Contribution: L.K.H., B.M.G., J.T., M.A., C.K.R., A.J., and R.D.M. analyzed and interpreted the data; L.K.H. generated all figures; M.B., B.M., and S.B.-N. processed the tissues and performed FISH assays; and L.K.H., D.W.S., and R.D.M. conceived the study and wrote the manuscript.
Conflict-of-interest disclosure: A.J., D.W.S. and R.D.M. are named inventors on a patent application pertaining to the DHITsig. The remaining authors declare no competing financial interests.
Correspondence: Ryan D. Morin, Department of Molecular Biology and Biochemistry, Simon Fraser University, 8888 University Dr, Burnaby, BC, Canada; e-mail: firstname.lastname@example.org; and David W. Scott, Department of Lymphoid Cancer Research, BC Cancer, 675 West 10th Ave, Vancouver, BC, Canada; e-mail: email@example.com.
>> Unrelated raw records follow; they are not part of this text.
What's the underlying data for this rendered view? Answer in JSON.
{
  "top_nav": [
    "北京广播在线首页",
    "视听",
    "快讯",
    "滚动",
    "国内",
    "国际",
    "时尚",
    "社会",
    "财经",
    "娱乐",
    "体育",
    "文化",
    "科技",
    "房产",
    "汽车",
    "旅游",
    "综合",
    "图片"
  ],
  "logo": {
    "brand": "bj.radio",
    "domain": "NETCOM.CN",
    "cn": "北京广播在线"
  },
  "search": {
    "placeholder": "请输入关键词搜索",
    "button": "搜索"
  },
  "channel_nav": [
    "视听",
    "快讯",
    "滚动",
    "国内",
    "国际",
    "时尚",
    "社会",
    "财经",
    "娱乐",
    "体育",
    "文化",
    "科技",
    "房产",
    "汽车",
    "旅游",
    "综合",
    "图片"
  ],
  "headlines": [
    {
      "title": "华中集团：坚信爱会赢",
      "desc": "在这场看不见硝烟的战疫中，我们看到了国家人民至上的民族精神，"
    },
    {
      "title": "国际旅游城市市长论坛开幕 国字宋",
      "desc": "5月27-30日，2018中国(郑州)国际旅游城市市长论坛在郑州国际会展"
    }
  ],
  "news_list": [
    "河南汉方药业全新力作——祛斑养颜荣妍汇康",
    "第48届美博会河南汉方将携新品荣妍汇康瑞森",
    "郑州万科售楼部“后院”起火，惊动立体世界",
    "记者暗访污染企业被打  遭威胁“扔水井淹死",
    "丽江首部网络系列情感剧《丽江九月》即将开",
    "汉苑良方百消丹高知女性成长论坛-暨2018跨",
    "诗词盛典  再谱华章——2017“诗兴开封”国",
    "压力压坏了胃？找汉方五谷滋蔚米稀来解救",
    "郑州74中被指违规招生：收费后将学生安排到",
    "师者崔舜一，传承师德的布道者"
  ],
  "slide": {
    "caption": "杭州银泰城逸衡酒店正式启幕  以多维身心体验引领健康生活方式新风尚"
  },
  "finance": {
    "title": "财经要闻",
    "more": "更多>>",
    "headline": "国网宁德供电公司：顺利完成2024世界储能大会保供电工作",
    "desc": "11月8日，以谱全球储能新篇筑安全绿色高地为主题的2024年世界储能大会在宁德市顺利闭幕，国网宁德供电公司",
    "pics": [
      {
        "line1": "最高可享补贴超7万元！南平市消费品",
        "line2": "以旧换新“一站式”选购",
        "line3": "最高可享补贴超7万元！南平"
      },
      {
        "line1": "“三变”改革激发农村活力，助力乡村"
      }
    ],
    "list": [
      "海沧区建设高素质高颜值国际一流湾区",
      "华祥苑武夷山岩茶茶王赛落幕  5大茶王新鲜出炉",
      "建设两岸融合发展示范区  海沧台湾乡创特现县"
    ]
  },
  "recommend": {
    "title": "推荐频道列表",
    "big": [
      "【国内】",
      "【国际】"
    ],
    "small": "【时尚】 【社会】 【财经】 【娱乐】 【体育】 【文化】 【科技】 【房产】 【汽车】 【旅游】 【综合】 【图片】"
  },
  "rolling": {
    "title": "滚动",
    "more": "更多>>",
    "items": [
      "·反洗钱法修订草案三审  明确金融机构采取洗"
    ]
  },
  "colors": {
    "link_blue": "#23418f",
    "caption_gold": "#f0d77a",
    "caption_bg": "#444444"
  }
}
D.W.S. and R.D.M. contributed equally to this work.